The joyous celebrations didn’t take place on the hallowed turf of Wembley though, as would have been the case for their male peers, but up in the far-flung reaches of Hartlepool. Yesterday, as they faced Germany, things were different, very different. The ladies finally walked out in front of the crowds of new Wembley for the first time and it was a big deal. But it could have been even bigger.
Tickets for the game were selling like hotcakes, but when they reached 55,000, the FA decided to stop. “As a result of longstanding planned engineering works taking place on the day of the game, impacting transport options, The FA has sought ongoing advice on crowd numbers and has taken the decision to cap ticket sales at the current number,” an FA spokesperson said.
The Football Association estimated it could have sold up to 70,000 had Wembley Park Station not been penciled in for engineering works by Transport for London (TfL). The questions on many fans’ lips were; why didn’t TfL reverse its planned closures? Couldn’t Boris Johnson have stepped in and helped to make this landmark match even bigger?
“We call on TfL and the Mayor of London to learn from today’s events and ensure that future planning of women’s internationals involves adequate transport and logistical considerations,” Ruth Holdaway, the chief executive of Women in Sport, told City A.M.
The conversation on Twitter wasn’t quite so polite. “Wembley Stadium is a public transport venue. Yet it today hosts a game when its tube station is shut,” tweeted one fan. “Don’t know about tkts, but seems unlikely Tube stn wd hv been closed for men’s game,” tweeted Lib Dem Baroness Ludford.
In fact, a similar situation did happen when the men’s team faced Andorra in 2009 – tickets were capped at 58,000. But squaring up to Andorra wasn’t the men’s team’s most significant moment, as facing Germany yesterday was for the women’s team.
Sources close to the FA called the match “a victim of its own success”, given its unprecedented popularity.

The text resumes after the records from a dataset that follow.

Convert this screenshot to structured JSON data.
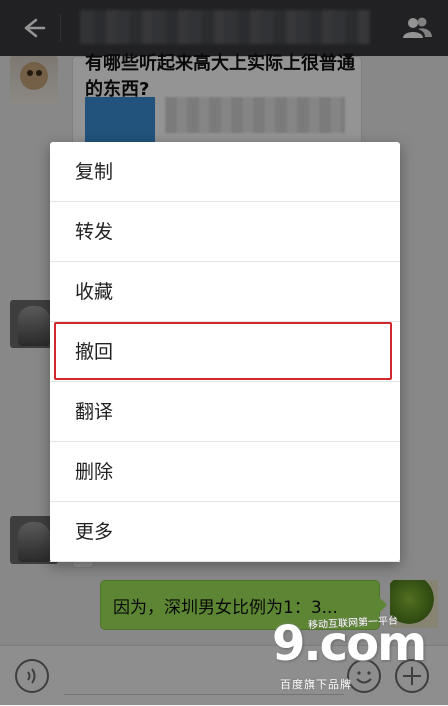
{
  "chat": {
    "article_title": "有哪些听起来高大上实际上很普通的东西?",
    "last_message": "因为，深圳男女比例为1：3..."
  },
  "context_menu": {
    "items": [
      {
        "label": "复制"
      },
      {
        "label": "转发"
      },
      {
        "label": "收藏"
      },
      {
        "label": "撤回"
      },
      {
        "label": "翻译"
      },
      {
        "label": "删除"
      },
      {
        "label": "更多"
      }
    ],
    "highlighted_item": "撤回",
    "highlight_color": "#d0282e"
  },
  "watermark": {
    "logo": "9.com",
    "tagline": "移动互联网第一平台",
    "subtitle": "百度旗下品牌"
  },
  "colors": {
    "topbar": "#393a3f",
    "sent_bubble": "#a0e75a"
  },
  "icons": {
    "topbar_left": "back-arrow-icon",
    "topbar_right": "group-members-icon",
    "bottom_left": "voice-icon",
    "bottom_right": "plus-icon"
  }
}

The date of the match against Germany was set long after TfL told Wembley the station would be closed that day and a source said the FA “didn’t expect TfL to drop its engineering plans at the last minute”.

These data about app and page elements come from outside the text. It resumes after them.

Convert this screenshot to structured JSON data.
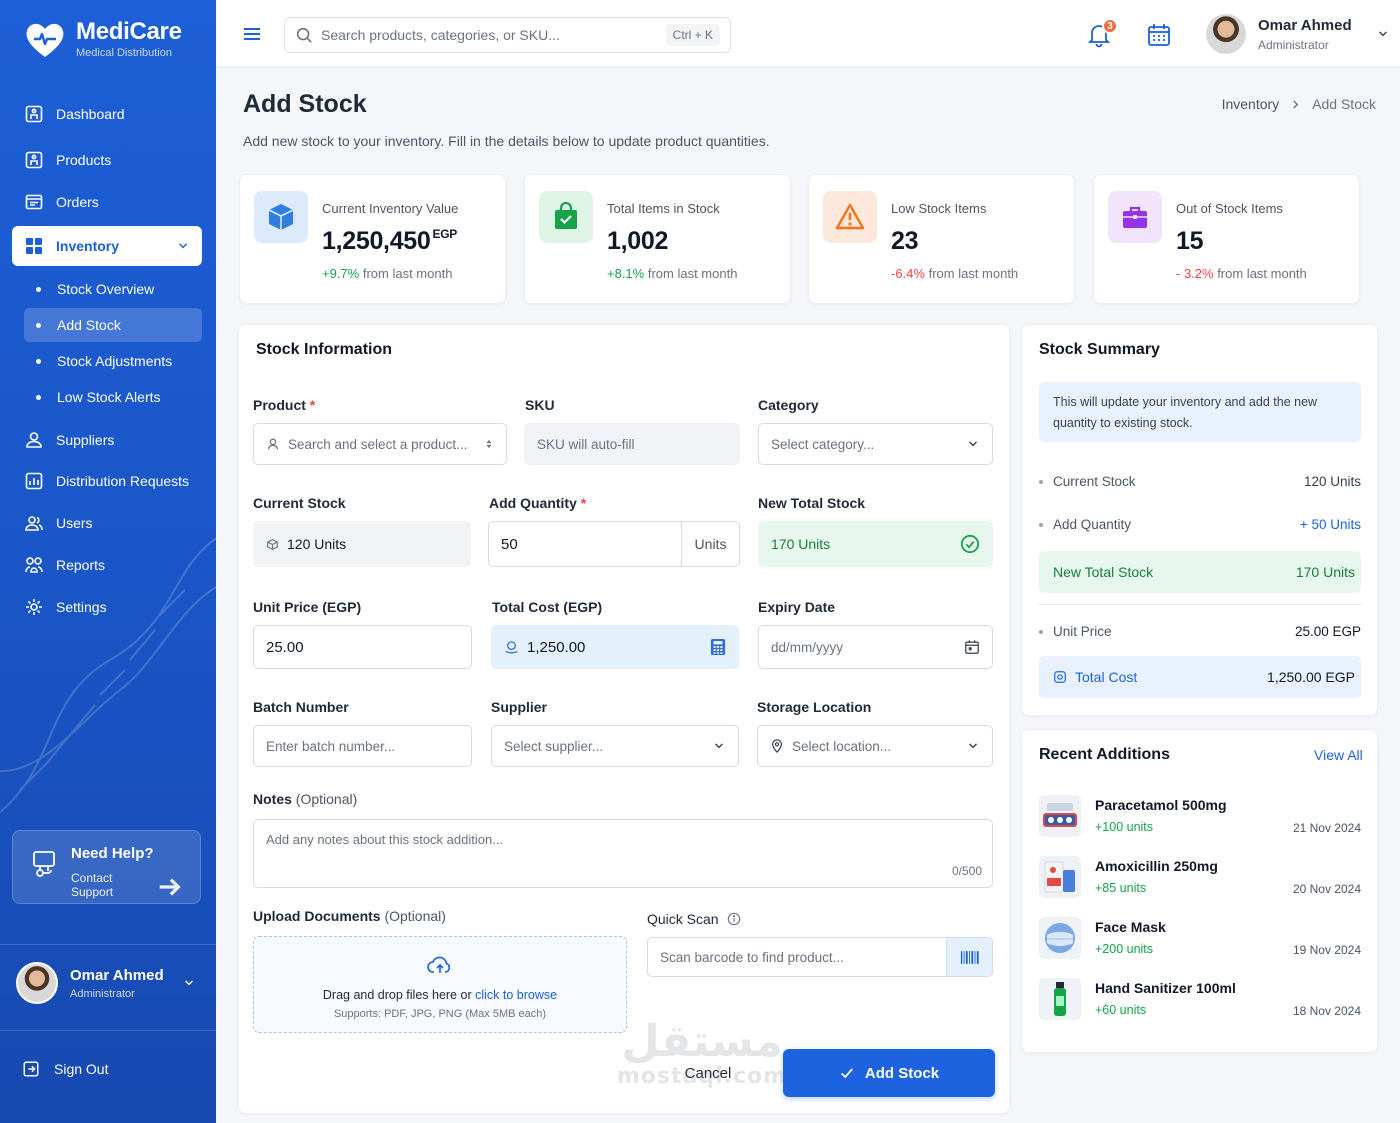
{
  "brand": {
    "name": "MediCare",
    "tagline": "Medical Distribution"
  },
  "sidebar": {
    "items": [
      {
        "label": "Dashboard",
        "icon": "dashboard-icon"
      },
      {
        "label": "Products",
        "icon": "products-icon"
      },
      {
        "label": "Orders",
        "icon": "orders-icon"
      },
      {
        "label": "Inventory",
        "icon": "grid-icon",
        "active": true
      },
      {
        "label": "Suppliers",
        "icon": "suppliers-icon"
      },
      {
        "label": "Distribution Requests",
        "icon": "distribution-icon"
      },
      {
        "label": "Users",
        "icon": "users-icon"
      },
      {
        "label": "Reports",
        "icon": "reports-icon"
      },
      {
        "label": "Settings",
        "icon": "settings-icon"
      }
    ],
    "inventory_sub": [
      "Stock Overview",
      "Add Stock",
      "Stock Adjustments",
      "Low Stock Alerts"
    ],
    "help": {
      "title": "Need Help?",
      "link": "Contact Support"
    },
    "user": {
      "name": "Omar Ahmed",
      "role": "Administrator"
    },
    "signout": "Sign Out"
  },
  "topbar": {
    "search_placeholder": "Search products, categories, or SKU...",
    "shortcut": "Ctrl + K",
    "notifications": "3",
    "user": {
      "name": "Omar Ahmed",
      "role": "Administrator"
    }
  },
  "page": {
    "title": "Add Stock",
    "subtitle": "Add new stock to your inventory. Fill in the details below to update product quantities.",
    "breadcrumb": [
      "Inventory",
      "Add Stock"
    ]
  },
  "stats": [
    {
      "label": "Current Inventory Value",
      "value": "1,250,450",
      "unit": "EGP",
      "change": "+9.7%",
      "change_suffix": " from last month",
      "trend": "up",
      "color": "#2f7fe0"
    },
    {
      "label": "Total Items in Stock",
      "value": "1,002",
      "unit": "",
      "change": "+8.1%",
      "change_suffix": " from last month",
      "trend": "up",
      "color": "#16a34a"
    },
    {
      "label": "Low Stock Items",
      "value": "23",
      "unit": "",
      "change": "-6.4%",
      "change_suffix": " from last month",
      "trend": "down",
      "color": "#f97316"
    },
    {
      "label": "Out of Stock Items",
      "value": "15",
      "unit": "",
      "change": "- 3.2%",
      "change_suffix": " from last month",
      "trend": "down",
      "color": "#9333ea"
    }
  ],
  "form": {
    "title": "Stock Information",
    "product": {
      "label": "Product",
      "placeholder": "Search and select a product..."
    },
    "sku": {
      "label": "SKU",
      "placeholder": "SKU will auto-fill"
    },
    "category": {
      "label": "Category",
      "placeholder": "Select category..."
    },
    "current_stock": {
      "label": "Current Stock",
      "value": "120 Units"
    },
    "add_quantity": {
      "label": "Add Quantity",
      "value": "50",
      "unit": "Units"
    },
    "new_total": {
      "label": "New Total Stock",
      "value": "170 Units"
    },
    "unit_price": {
      "label": "Unit Price (EGP)",
      "value": "25.00"
    },
    "total_cost": {
      "label": "Total Cost (EGP)",
      "value": "1,250.00"
    },
    "expiry": {
      "label": "Expiry Date",
      "placeholder": "dd/mm/yyyy"
    },
    "batch": {
      "label": "Batch Number",
      "placeholder": "Enter batch number..."
    },
    "supplier": {
      "label": "Supplier",
      "placeholder": "Select supplier..."
    },
    "location": {
      "label": "Storage Location",
      "placeholder": "Select location..."
    },
    "notes": {
      "label": "Notes",
      "optional": "(Optional)",
      "placeholder": "Add any notes about this stock addition...",
      "count": "0/500"
    },
    "upload": {
      "label": "Upload Documents",
      "optional": "(Optional)",
      "text": "Drag and drop files here or",
      "link": "click to browse",
      "hint": "Supports: PDF, JPG, PNG (Max 5MB each)"
    },
    "scan": {
      "label": "Quick Scan",
      "placeholder": "Scan barcode to find product..."
    },
    "cancel": "Cancel",
    "submit": "Add Stock"
  },
  "summary": {
    "title": "Stock Summary",
    "note": "This will update your inventory and add the new quantity to existing stock.",
    "current_stock": {
      "label": "Current Stock",
      "value": "120 Units"
    },
    "add_quantity": {
      "label": "Add Quantity",
      "value": "+ 50 Units"
    },
    "new_total": {
      "label": "New Total Stock",
      "value": "170 Units"
    },
    "unit_price": {
      "label": "Unit Price",
      "value": "25.00 EGP"
    },
    "total_cost": {
      "label": "Total Cost",
      "value": "1,250.00 EGP"
    }
  },
  "recent": {
    "title": "Recent Additions",
    "view_all": "View All",
    "items": [
      {
        "name": "Paracetamol 500mg",
        "qty": "+100 units",
        "date": "21 Nov 2024"
      },
      {
        "name": "Amoxicillin 250mg",
        "qty": "+85 units",
        "date": "20 Nov 2024"
      },
      {
        "name": "Face Mask",
        "qty": "+200 units",
        "date": "19 Nov 2024"
      },
      {
        "name": "Hand Sanitizer 100ml",
        "qty": "+60 units",
        "date": "18 Nov 2024"
      }
    ]
  },
  "watermark": {
    "arabic": "مستقل",
    "latin": "mostaql.com"
  }
}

We’ve come so very far since the FA banned women’s football in 1921, saying “the game of football is quite unsuitable for females and ought not to be encouraged”, However, seeing Wembley Park Station closed yesterday proved that attitudes haven’t come quite far enough.